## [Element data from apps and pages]

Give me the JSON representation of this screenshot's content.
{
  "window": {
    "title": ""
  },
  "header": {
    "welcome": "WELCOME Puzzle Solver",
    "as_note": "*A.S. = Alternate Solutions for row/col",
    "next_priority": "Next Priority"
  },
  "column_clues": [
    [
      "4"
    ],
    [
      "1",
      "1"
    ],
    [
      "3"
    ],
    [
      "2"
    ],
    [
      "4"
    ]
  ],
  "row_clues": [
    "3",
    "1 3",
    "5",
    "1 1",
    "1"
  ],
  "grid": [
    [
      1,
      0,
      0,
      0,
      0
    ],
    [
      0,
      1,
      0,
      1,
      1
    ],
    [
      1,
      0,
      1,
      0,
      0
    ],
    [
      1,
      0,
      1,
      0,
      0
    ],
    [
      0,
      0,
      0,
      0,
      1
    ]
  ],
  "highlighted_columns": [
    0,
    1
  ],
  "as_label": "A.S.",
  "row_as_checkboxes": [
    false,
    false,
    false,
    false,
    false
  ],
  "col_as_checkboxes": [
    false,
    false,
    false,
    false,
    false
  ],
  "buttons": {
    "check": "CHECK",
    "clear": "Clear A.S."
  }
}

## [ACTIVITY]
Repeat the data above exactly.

## [WRITTEN SOLUTION]
Give me the JSON representation of this screenshot's content.
{
  "window": {
    "title": ""
  },
  "header": {
    "welcome": "WELCOME Puzzle Solver",
    "as_note": "*A.S. = Alternate Solutions for row/col",
    "next_priority": "Next Priority"
  },
  "column_clues": [
    [
      "4"
    ],
    [
      "1",
      "1"
    ],
    [
      "3"
    ],
    [
      "2"
    ],
    [
      "4"
    ]
  ],
  "row_clues": [
    "3",
    "1 3",
    "5",
    "1 1",
    "1"
  ],
  "grid": [
    [
      1,
      0,
      0,
      0,
      0
    ],
    [
      0,
      1,
      0,
      1,
      1
    ],
    [
      1,
      0,
      1,
      0,
      0
    ],
    [
      1,
      0,
      1,
      0,
      0
    ],
    [
      0,
      0,
      0,
      0,
      1
    ]
  ],
  "highlighted_columns": [
    0,
    1
  ],
  "as_label": "A.S.",
  "row_as_checkboxes": [
    false,
    false,
    false,
    false,
    false
  ],
  "col_as_checkboxes": [
    false,
    false,
    false,
    false,
    false
  ],
  "buttons": {
    "check": "CHECK",
    "clear": "Clear A.S."
  }
}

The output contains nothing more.